[Component data from apps and pages]
++++++++++++++++++++
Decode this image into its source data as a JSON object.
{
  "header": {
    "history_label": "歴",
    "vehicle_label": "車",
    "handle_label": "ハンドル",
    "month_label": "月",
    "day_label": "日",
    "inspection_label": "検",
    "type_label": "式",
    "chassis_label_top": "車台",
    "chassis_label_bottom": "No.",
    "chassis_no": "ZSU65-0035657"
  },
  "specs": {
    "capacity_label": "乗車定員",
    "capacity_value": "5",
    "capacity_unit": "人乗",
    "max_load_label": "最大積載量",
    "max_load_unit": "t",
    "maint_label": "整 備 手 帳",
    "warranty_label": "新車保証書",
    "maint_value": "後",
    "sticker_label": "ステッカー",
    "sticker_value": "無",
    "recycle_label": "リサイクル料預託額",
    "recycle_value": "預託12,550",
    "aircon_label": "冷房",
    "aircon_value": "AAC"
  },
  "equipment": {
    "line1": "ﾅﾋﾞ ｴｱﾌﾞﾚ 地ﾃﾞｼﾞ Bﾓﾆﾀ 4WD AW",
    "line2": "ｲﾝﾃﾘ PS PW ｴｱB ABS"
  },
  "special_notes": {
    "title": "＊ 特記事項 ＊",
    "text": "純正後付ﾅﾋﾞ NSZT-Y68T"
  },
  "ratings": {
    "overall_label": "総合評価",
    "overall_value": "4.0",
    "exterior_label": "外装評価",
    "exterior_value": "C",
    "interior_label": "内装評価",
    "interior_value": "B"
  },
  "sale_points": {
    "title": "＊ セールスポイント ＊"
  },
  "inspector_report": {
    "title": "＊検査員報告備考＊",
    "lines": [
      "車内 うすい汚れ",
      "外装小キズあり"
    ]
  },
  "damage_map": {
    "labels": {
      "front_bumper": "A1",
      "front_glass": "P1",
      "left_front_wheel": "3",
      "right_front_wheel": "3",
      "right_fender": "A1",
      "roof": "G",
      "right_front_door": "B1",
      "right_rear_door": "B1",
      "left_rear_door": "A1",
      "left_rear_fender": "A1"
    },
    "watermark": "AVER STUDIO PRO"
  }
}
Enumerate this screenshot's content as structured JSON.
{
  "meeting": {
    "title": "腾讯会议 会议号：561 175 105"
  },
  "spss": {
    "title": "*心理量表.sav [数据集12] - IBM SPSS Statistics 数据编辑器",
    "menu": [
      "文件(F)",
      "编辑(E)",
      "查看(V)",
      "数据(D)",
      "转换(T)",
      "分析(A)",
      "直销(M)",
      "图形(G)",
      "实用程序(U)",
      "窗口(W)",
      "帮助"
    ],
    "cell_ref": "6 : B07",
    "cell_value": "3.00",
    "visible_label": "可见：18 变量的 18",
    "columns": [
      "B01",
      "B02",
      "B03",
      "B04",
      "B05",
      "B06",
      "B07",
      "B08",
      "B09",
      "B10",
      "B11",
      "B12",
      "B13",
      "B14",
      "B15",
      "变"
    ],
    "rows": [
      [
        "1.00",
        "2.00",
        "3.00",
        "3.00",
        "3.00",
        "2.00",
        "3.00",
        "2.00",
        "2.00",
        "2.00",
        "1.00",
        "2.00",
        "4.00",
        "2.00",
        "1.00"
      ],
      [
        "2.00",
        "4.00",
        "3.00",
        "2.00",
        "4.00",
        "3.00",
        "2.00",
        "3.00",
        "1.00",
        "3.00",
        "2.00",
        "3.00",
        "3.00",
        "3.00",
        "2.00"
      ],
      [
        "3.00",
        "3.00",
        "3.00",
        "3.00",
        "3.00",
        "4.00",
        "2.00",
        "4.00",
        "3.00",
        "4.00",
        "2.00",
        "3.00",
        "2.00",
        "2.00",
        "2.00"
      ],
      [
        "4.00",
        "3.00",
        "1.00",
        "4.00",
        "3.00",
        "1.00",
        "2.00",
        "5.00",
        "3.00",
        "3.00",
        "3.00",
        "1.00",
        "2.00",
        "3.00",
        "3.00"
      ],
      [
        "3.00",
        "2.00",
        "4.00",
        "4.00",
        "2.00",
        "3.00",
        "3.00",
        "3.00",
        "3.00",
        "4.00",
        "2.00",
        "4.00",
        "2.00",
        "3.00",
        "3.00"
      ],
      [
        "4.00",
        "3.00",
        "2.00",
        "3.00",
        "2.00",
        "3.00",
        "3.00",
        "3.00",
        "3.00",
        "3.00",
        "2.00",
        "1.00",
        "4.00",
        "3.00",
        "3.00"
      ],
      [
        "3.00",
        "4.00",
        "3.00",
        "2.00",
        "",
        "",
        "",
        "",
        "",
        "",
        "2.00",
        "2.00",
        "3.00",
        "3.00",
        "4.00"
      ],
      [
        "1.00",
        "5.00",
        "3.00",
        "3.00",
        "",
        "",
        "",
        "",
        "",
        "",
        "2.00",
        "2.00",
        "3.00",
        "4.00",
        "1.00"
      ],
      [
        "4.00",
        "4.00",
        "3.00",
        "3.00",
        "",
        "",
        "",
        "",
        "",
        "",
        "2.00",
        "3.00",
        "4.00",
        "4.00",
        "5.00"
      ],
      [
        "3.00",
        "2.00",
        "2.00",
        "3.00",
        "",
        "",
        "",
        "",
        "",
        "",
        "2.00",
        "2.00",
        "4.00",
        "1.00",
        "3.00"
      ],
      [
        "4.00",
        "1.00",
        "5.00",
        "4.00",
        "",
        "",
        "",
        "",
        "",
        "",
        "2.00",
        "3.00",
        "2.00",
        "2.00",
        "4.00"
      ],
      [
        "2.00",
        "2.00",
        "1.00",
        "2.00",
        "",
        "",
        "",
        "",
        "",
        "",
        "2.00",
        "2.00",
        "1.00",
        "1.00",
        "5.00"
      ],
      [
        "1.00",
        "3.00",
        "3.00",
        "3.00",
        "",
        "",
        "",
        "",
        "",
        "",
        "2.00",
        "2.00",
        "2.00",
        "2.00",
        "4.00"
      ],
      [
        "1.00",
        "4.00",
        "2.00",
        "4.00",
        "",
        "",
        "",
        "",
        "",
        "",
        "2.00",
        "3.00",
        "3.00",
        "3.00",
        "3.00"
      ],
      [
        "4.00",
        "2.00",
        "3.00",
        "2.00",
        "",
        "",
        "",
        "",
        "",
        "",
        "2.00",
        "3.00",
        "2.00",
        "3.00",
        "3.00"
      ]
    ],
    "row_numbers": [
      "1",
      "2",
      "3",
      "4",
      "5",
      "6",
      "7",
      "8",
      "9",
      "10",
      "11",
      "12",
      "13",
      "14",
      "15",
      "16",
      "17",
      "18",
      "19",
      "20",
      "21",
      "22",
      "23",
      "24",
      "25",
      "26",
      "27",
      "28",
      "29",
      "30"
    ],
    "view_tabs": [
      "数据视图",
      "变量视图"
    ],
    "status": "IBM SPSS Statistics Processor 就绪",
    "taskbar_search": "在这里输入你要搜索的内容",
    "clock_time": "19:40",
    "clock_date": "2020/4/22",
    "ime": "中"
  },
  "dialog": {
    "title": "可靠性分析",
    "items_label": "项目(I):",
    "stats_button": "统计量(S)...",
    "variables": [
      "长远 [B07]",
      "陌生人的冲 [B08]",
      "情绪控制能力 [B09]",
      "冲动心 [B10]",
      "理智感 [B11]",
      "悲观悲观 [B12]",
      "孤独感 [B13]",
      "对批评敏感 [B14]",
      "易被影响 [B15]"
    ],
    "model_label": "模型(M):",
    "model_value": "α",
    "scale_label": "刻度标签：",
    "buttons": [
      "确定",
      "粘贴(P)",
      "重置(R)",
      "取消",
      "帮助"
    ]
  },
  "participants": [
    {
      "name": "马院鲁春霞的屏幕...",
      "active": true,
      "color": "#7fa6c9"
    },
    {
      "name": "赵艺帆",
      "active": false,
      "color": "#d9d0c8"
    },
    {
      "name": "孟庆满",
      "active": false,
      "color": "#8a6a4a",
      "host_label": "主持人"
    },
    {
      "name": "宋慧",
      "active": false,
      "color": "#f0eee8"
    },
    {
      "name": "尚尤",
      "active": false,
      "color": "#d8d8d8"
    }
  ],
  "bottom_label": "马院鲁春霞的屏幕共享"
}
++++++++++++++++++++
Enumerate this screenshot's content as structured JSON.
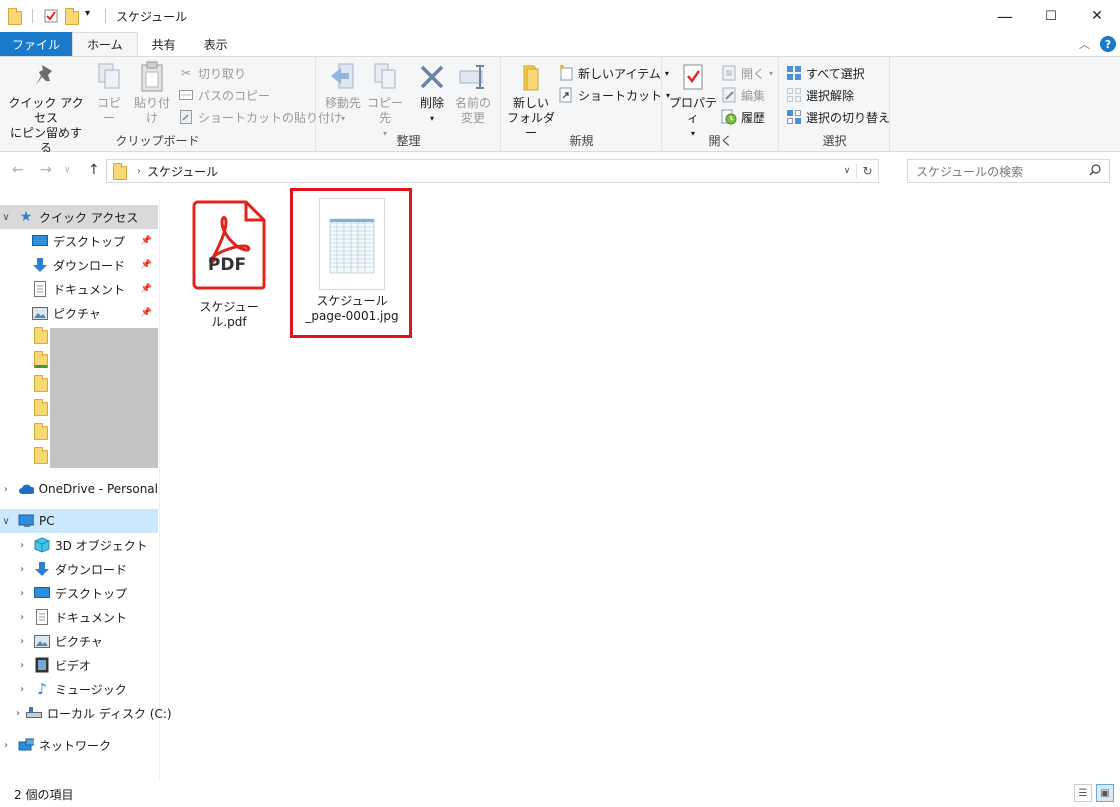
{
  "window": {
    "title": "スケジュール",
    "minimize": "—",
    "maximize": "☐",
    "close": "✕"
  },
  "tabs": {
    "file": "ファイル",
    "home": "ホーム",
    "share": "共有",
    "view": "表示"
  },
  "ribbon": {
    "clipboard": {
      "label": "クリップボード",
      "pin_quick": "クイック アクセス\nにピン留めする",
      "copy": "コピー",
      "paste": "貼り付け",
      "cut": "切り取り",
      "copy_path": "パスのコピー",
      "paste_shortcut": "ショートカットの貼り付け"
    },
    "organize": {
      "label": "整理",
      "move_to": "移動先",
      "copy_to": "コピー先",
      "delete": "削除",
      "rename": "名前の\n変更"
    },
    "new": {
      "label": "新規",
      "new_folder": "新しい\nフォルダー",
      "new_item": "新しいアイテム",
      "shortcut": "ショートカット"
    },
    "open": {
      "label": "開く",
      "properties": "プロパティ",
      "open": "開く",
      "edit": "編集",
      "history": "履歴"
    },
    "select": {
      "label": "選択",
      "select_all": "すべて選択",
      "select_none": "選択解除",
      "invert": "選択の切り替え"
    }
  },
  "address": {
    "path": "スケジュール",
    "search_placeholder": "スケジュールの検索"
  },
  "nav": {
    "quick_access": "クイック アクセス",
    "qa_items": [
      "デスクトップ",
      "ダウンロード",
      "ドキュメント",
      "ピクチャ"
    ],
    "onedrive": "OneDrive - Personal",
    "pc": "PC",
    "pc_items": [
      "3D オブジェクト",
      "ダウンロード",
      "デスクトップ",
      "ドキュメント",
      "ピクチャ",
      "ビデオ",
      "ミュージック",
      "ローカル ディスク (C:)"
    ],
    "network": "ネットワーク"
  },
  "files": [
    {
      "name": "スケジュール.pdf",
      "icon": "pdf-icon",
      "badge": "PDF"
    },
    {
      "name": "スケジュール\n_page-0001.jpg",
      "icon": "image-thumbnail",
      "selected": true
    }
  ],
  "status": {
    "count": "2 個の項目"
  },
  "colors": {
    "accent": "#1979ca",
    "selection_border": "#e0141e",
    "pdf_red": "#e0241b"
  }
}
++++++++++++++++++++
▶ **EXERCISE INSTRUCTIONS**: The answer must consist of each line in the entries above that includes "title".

▶ **ANSWER BELOW**:
    "title": "＊ 特記事項 ＊",
    "title": "＊ セールスポイント ＊"
    "title": "＊検査員報告備考＊",
    "title": "腾讯会议 会议号：561 175 105"
    "title": "*心理量表.sav [数据集12] - IBM SPSS Statistics 数据编辑器",
    "title": "可靠性分析",
    "title": "スケジュール",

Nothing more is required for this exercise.